Give back the entries in full, exactly as they are written.

===== Material for this task =====

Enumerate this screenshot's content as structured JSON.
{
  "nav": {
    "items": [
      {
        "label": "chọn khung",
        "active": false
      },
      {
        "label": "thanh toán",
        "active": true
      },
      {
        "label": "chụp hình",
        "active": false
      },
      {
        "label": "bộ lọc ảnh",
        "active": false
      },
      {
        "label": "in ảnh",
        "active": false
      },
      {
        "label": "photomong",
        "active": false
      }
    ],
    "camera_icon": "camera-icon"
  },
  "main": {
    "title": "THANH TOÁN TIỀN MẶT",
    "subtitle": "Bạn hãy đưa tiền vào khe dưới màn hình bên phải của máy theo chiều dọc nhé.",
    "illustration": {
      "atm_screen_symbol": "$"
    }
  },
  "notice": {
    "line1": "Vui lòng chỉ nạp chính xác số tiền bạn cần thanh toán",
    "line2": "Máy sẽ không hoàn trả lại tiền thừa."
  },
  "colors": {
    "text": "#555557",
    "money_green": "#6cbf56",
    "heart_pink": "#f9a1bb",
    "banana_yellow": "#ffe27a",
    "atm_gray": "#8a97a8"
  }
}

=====

◆ Completed exercise
Enumerate this screenshot's content as structured JSON.
{
  "nav": {
    "items": [
      {
        "label": "chọn khung",
        "active": false
      },
      {
        "label": "thanh toán",
        "active": true
      },
      {
        "label": "chụp hình",
        "active": false
      },
      {
        "label": "bộ lọc ảnh",
        "active": false
      },
      {
        "label": "in ảnh",
        "active": false
      },
      {
        "label": "photomong",
        "active": false
      }
    ],
    "camera_icon": "camera-icon"
  },
  "main": {
    "title": "THANH TOÁN TIỀN MẶT",
    "subtitle": "Bạn hãy đưa tiền vào khe dưới màn hình bên phải của máy theo chiều dọc nhé.",
    "illustration": {
      "atm_screen_symbol": "$"
    }
  },
  "notice": {
    "line1": "Vui lòng chỉ nạp chính xác số tiền bạn cần thanh toán",
    "line2": "Máy sẽ không hoàn trả lại tiền thừa."
  },
  "colors": {
    "text": "#555557",
    "money_green": "#6cbf56",
    "heart_pink": "#f9a1bb",
    "banana_yellow": "#ffe27a",
    "atm_gray": "#8a97a8"
  }
}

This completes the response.